▶ [WHAT YOU WILL DO] Return each of the entries below word for word.

─── PROVIDED RECORDS ───

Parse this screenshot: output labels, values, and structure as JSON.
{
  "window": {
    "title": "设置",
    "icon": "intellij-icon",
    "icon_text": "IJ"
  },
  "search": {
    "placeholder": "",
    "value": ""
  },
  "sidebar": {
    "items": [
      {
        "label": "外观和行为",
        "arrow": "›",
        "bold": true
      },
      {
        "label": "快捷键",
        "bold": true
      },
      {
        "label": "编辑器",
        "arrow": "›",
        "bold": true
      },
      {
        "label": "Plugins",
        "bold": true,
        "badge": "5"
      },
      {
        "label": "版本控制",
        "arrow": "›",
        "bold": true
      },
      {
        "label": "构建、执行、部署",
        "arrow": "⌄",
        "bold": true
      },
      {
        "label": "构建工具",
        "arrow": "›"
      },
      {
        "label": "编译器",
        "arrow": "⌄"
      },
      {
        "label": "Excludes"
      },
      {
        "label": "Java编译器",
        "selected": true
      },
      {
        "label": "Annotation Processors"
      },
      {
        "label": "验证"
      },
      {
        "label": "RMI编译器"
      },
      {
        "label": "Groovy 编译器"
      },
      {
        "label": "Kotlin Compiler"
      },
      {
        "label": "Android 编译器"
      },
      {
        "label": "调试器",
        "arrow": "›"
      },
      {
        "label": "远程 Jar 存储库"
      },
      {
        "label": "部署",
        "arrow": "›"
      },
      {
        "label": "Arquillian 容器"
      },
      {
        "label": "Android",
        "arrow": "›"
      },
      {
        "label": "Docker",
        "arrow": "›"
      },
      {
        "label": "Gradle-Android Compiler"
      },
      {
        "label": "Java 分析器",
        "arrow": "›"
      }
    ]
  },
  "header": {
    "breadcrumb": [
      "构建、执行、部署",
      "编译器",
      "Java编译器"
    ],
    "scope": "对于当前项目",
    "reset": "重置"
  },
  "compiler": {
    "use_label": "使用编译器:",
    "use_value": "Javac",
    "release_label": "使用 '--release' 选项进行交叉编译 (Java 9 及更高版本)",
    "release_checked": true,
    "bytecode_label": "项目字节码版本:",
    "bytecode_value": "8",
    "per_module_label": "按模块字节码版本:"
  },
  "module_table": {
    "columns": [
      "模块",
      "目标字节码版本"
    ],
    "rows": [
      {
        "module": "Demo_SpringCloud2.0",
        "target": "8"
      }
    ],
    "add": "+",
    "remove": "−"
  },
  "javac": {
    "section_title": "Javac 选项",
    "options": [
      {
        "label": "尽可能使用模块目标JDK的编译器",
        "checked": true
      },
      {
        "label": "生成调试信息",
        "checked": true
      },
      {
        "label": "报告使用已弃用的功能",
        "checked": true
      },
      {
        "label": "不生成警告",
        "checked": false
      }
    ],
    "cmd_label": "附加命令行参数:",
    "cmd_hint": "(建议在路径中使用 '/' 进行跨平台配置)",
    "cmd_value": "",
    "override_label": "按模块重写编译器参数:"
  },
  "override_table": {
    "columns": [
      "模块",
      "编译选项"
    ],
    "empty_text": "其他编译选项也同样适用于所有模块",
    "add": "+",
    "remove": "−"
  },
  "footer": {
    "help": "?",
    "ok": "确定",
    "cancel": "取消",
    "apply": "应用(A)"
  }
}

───

▶ [ANSWER TO THIS EXERCISE]
Parse this screenshot: output labels, values, and structure as JSON.
{
  "window": {
    "title": "设置",
    "icon": "intellij-icon",
    "icon_text": "IJ"
  },
  "search": {
    "placeholder": "",
    "value": ""
  },
  "sidebar": {
    "items": [
      {
        "label": "外观和行为",
        "arrow": "›",
        "bold": true
      },
      {
        "label": "快捷键",
        "bold": true
      },
      {
        "label": "编辑器",
        "arrow": "›",
        "bold": true
      },
      {
        "label": "Plugins",
        "bold": true,
        "badge": "5"
      },
      {
        "label": "版本控制",
        "arrow": "›",
        "bold": true
      },
      {
        "label": "构建、执行、部署",
        "arrow": "⌄",
        "bold": true
      },
      {
        "label": "构建工具",
        "arrow": "›"
      },
      {
        "label": "编译器",
        "arrow": "⌄"
      },
      {
        "label": "Excludes"
      },
      {
        "label": "Java编译器",
        "selected": true
      },
      {
        "label": "Annotation Processors"
      },
      {
        "label": "验证"
      },
      {
        "label": "RMI编译器"
      },
      {
        "label": "Groovy 编译器"
      },
      {
        "label": "Kotlin Compiler"
      },
      {
        "label": "Android 编译器"
      },
      {
        "label": "调试器",
        "arrow": "›"
      },
      {
        "label": "远程 Jar 存储库"
      },
      {
        "label": "部署",
        "arrow": "›"
      },
      {
        "label": "Arquillian 容器"
      },
      {
        "label": "Android",
        "arrow": "›"
      },
      {
        "label": "Docker",
        "arrow": "›"
      },
      {
        "label": "Gradle-Android Compiler"
      },
      {
        "label": "Java 分析器",
        "arrow": "›"
      }
    ]
  },
  "header": {
    "breadcrumb": [
      "构建、执行、部署",
      "编译器",
      "Java编译器"
    ],
    "scope": "对于当前项目",
    "reset": "重置"
  },
  "compiler": {
    "use_label": "使用编译器:",
    "use_value": "Javac",
    "release_label": "使用 '--release' 选项进行交叉编译 (Java 9 及更高版本)",
    "release_checked": true,
    "bytecode_label": "项目字节码版本:",
    "bytecode_value": "8",
    "per_module_label": "按模块字节码版本:"
  },
  "module_table": {
    "columns": [
      "模块",
      "目标字节码版本"
    ],
    "rows": [
      {
        "module": "Demo_SpringCloud2.0",
        "target": "8"
      }
    ],
    "add": "+",
    "remove": "−"
  },
  "javac": {
    "section_title": "Javac 选项",
    "options": [
      {
        "label": "尽可能使用模块目标JDK的编译器",
        "checked": true
      },
      {
        "label": "生成调试信息",
        "checked": true
      },
      {
        "label": "报告使用已弃用的功能",
        "checked": true
      },
      {
        "label": "不生成警告",
        "checked": false
      }
    ],
    "cmd_label": "附加命令行参数:",
    "cmd_hint": "(建议在路径中使用 '/' 进行跨平台配置)",
    "cmd_value": "",
    "override_label": "按模块重写编译器参数:"
  },
  "override_table": {
    "columns": [
      "模块",
      "编译选项"
    ],
    "empty_text": "其他编译选项也同样适用于所有模块",
    "add": "+",
    "remove": "−"
  },
  "footer": {
    "help": "?",
    "ok": "确定",
    "cancel": "取消",
    "apply": "应用(A)"
  }
}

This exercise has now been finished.